Check each line of the material, and show the ones that include the word "Outlook".
[Start of section]
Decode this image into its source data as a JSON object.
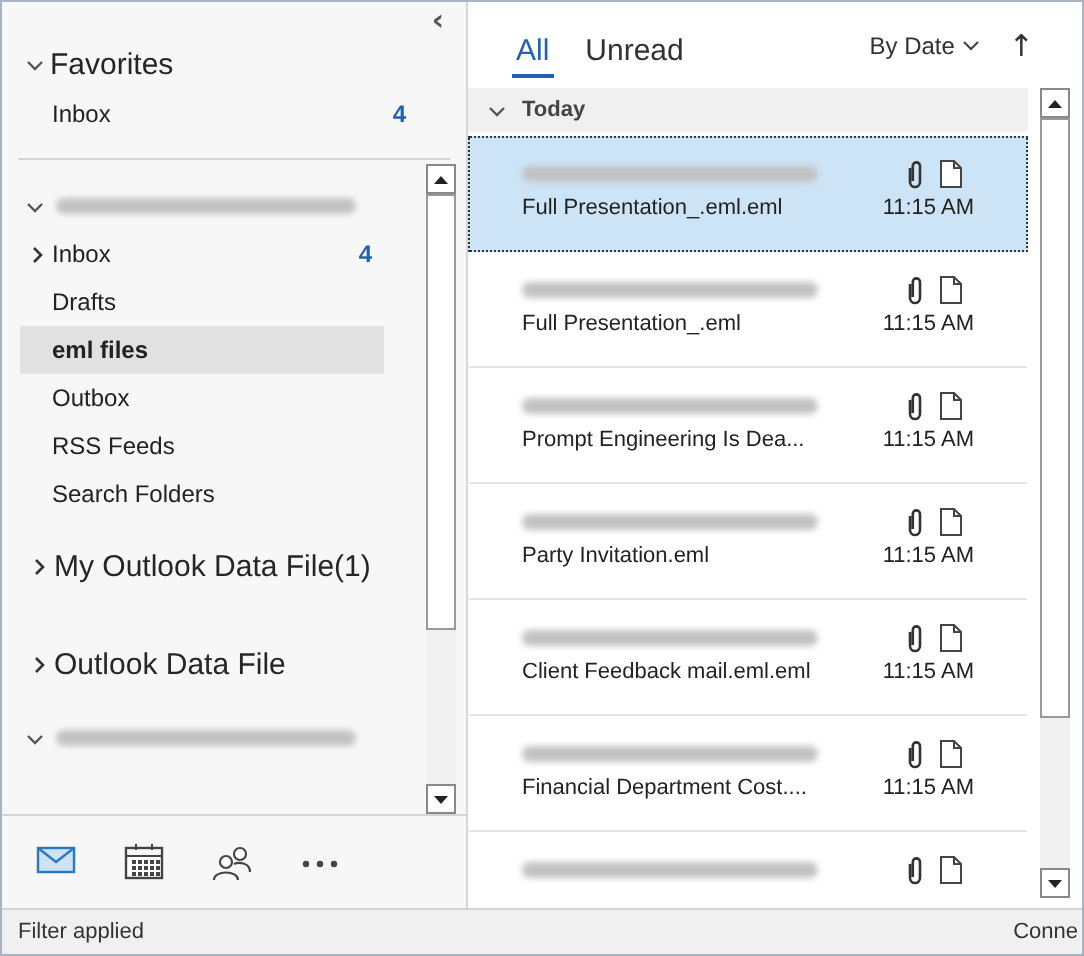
{
  "folder_pane": {
    "collapse_glyph": "‹",
    "favorites": {
      "title": "Favorites",
      "expanded": true,
      "items": [
        {
          "label": "Inbox",
          "count": "4",
          "selected": false
        }
      ]
    },
    "accounts": [
      {
        "kind": "account",
        "expanded": true,
        "folders": [
          {
            "label": "Inbox",
            "count": "4",
            "collapsed": true,
            "selected": false
          },
          {
            "label": "Drafts",
            "collapsed": false,
            "selected": false
          },
          {
            "label": "eml files",
            "collapsed": false,
            "selected": true
          },
          {
            "label": "Outbox",
            "collapsed": false,
            "selected": false
          },
          {
            "label": "RSS Feeds",
            "collapsed": false,
            "selected": false
          },
          {
            "label": "Search Folders",
            "collapsed": false,
            "selected": false
          }
        ]
      },
      {
        "kind": "datafile",
        "title": "My Outlook Data File(1)",
        "expanded": false
      },
      {
        "kind": "datafile",
        "title": "Outlook Data File",
        "expanded": false
      },
      {
        "kind": "account",
        "expanded": true
      }
    ]
  },
  "navigation": [
    {
      "kind": "mail",
      "selected": true
    },
    {
      "kind": "calendar",
      "selected": false
    },
    {
      "kind": "people",
      "selected": false
    },
    {
      "kind": "more",
      "selected": false
    }
  ],
  "message_list": {
    "tabs": [
      {
        "label": "All",
        "selected": true
      },
      {
        "label": "Unread",
        "selected": false
      }
    ],
    "sort": {
      "label": "By Date",
      "direction_glyph": "↑"
    },
    "group": {
      "label": "Today",
      "expanded": true
    },
    "messages": [
      {
        "subject": "Full Presentation_.eml.eml",
        "time": "11:15 AM",
        "attachment": true,
        "selected": true
      },
      {
        "subject": "Full Presentation_.eml",
        "time": "11:15 AM",
        "attachment": true,
        "selected": false
      },
      {
        "subject": "Prompt Engineering Is Dea...",
        "time": "11:15 AM",
        "attachment": true,
        "selected": false
      },
      {
        "subject": "Party Invitation.eml",
        "time": "11:15 AM",
        "attachment": true,
        "selected": false
      },
      {
        "subject": "Client Feedback mail.eml.eml",
        "time": "11:15 AM",
        "attachment": true,
        "selected": false
      },
      {
        "subject": "Financial Department Cost....",
        "time": "11:15 AM",
        "attachment": true,
        "selected": false
      },
      {
        "attachment": true,
        "selected": false
      }
    ]
  },
  "status_bar": {
    "left": "Filter applied",
    "right": "Conne"
  }
}
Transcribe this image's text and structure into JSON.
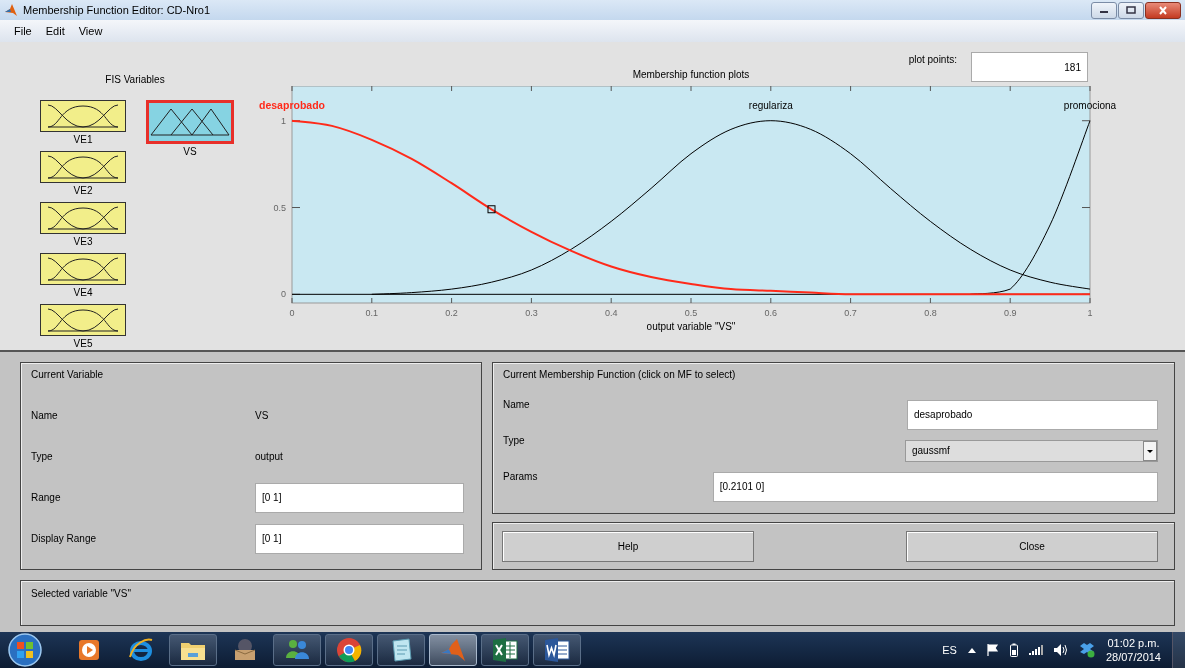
{
  "window": {
    "title": "Membership Function Editor: CD-Nro1"
  },
  "menu": [
    "File",
    "Edit",
    "View"
  ],
  "fis_variables": {
    "title": "FIS Variables",
    "items": [
      {
        "name": "VE1",
        "kind": "input",
        "selected": false
      },
      {
        "name": "VE2",
        "kind": "input",
        "selected": false
      },
      {
        "name": "VE3",
        "kind": "input",
        "selected": false
      },
      {
        "name": "VE4",
        "kind": "input",
        "selected": false
      },
      {
        "name": "VE5",
        "kind": "input",
        "selected": false
      },
      {
        "name": "VS",
        "kind": "output",
        "selected": true
      }
    ]
  },
  "plot": {
    "plot_points": {
      "label": "plot points:",
      "value": "181"
    },
    "chart_data": {
      "type": "line",
      "title": "Membership function plots",
      "xlabel": "output variable \"VS\"",
      "x": [
        0,
        0.05,
        0.1,
        0.15,
        0.2,
        0.25,
        0.3,
        0.35,
        0.4,
        0.45,
        0.5,
        0.55,
        0.6,
        0.65,
        0.7,
        0.75,
        0.8,
        0.85,
        0.9,
        0.95,
        1
      ],
      "series": [
        {
          "name": "desaprobado",
          "color": "#ff2a1a",
          "values": [
            1,
            0.97,
            0.89,
            0.78,
            0.64,
            0.49,
            0.36,
            0.25,
            0.16,
            0.1,
            0.06,
            0.03,
            0.02,
            0.01,
            0,
            0,
            0,
            0,
            0,
            0,
            0
          ]
        },
        {
          "name": "regulariza",
          "color": "#000000",
          "values": [
            null,
            null,
            0,
            0.01,
            0.03,
            0.07,
            0.14,
            0.26,
            0.42,
            0.61,
            0.81,
            0.95,
            1,
            0.95,
            0.81,
            0.61,
            0.42,
            0.26,
            0.14,
            0.07,
            0.03
          ]
        },
        {
          "name": "promociona",
          "color": "#000000",
          "values": [
            null,
            null,
            null,
            null,
            null,
            null,
            null,
            null,
            null,
            null,
            null,
            null,
            null,
            null,
            null,
            null,
            null,
            0,
            0.03,
            0.4,
            1
          ]
        }
      ],
      "xlim": [
        0,
        1
      ],
      "ylim": [
        -0.05,
        1.2
      ],
      "xticks": [
        0,
        0.1,
        0.2,
        0.3,
        0.4,
        0.5,
        0.6,
        0.7,
        0.8,
        0.9,
        1
      ],
      "yticks": [
        0,
        0.5,
        1
      ]
    }
  },
  "current_variable": {
    "title": "Current Variable",
    "fields": [
      {
        "label": "Name",
        "value": "VS",
        "kind": "text"
      },
      {
        "label": "Type",
        "value": "output",
        "kind": "text"
      },
      {
        "label": "Range",
        "value": "[0 1]",
        "kind": "input"
      },
      {
        "label": "Display Range",
        "value": "[0 1]",
        "kind": "input"
      }
    ]
  },
  "current_mf": {
    "title": "Current Membership Function (click on MF to select)",
    "fields": [
      {
        "label": "Name",
        "value": "desaprobado",
        "kind": "input"
      },
      {
        "label": "Type",
        "value": "gaussmf",
        "kind": "dropdown"
      },
      {
        "label": "Params",
        "value": "[0.2101 0]",
        "kind": "wide-input"
      }
    ]
  },
  "buttons": [
    "Help",
    "Close"
  ],
  "status": "Selected variable \"VS\"",
  "taskbar": {
    "apps": [
      {
        "kind": "media",
        "running": false,
        "active": false
      },
      {
        "kind": "browser",
        "running": false,
        "active": false
      },
      {
        "kind": "folder",
        "running": true,
        "active": false
      },
      {
        "kind": "box",
        "running": false,
        "active": false
      },
      {
        "kind": "messenger",
        "running": true,
        "active": false
      },
      {
        "kind": "chrome",
        "running": true,
        "active": false
      },
      {
        "kind": "notepad",
        "running": true,
        "active": false
      },
      {
        "kind": "matlab",
        "running": true,
        "active": true
      },
      {
        "kind": "excel",
        "running": true,
        "active": false
      },
      {
        "kind": "word",
        "running": true,
        "active": false
      }
    ],
    "language": "ES",
    "time": "01:02 p.m.",
    "date": "28/07/2014"
  }
}
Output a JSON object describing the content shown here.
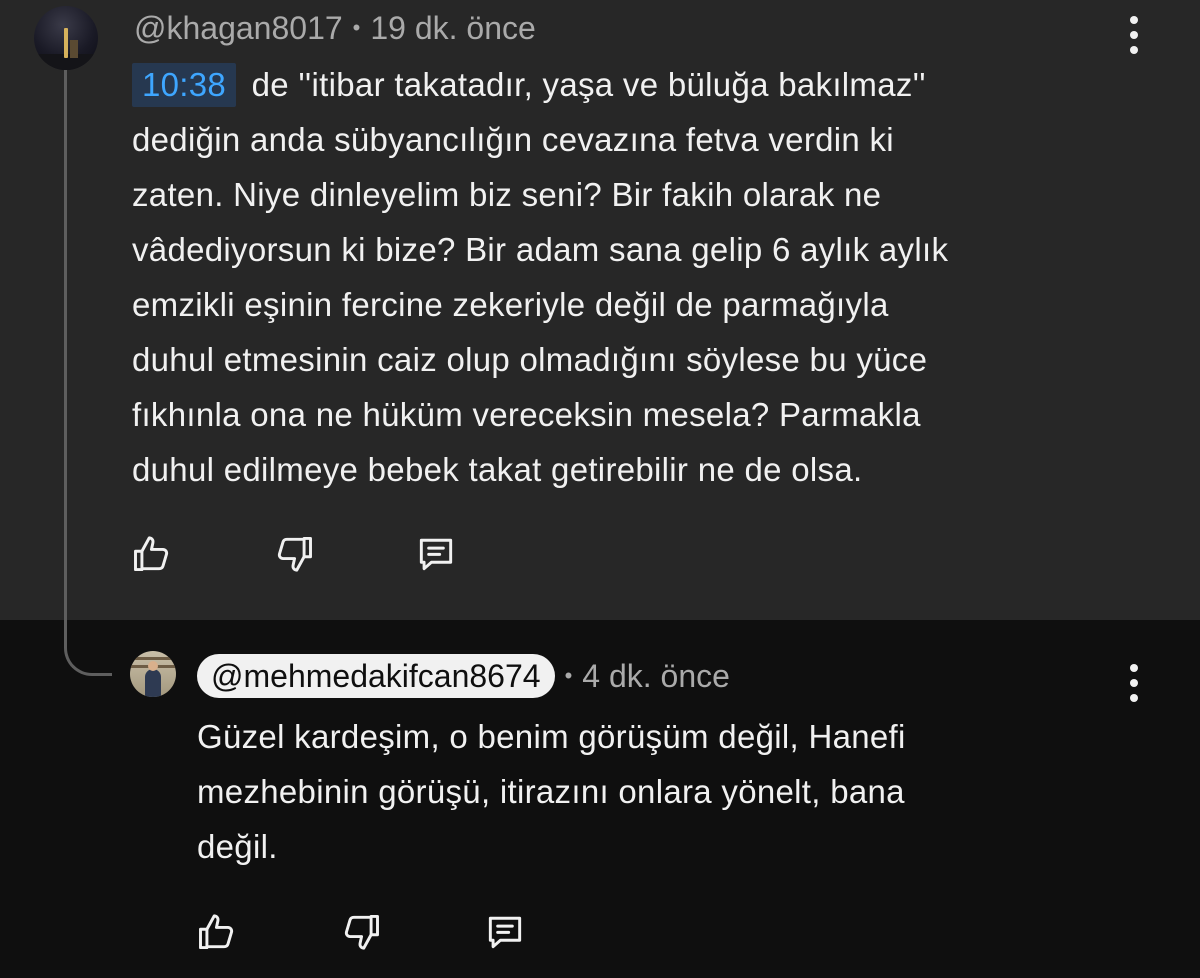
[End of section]
* **OUTPUT OF THE EXERCISE**
        "title": "My Outlook Data File(1)",
        "title": "Outlook Data File",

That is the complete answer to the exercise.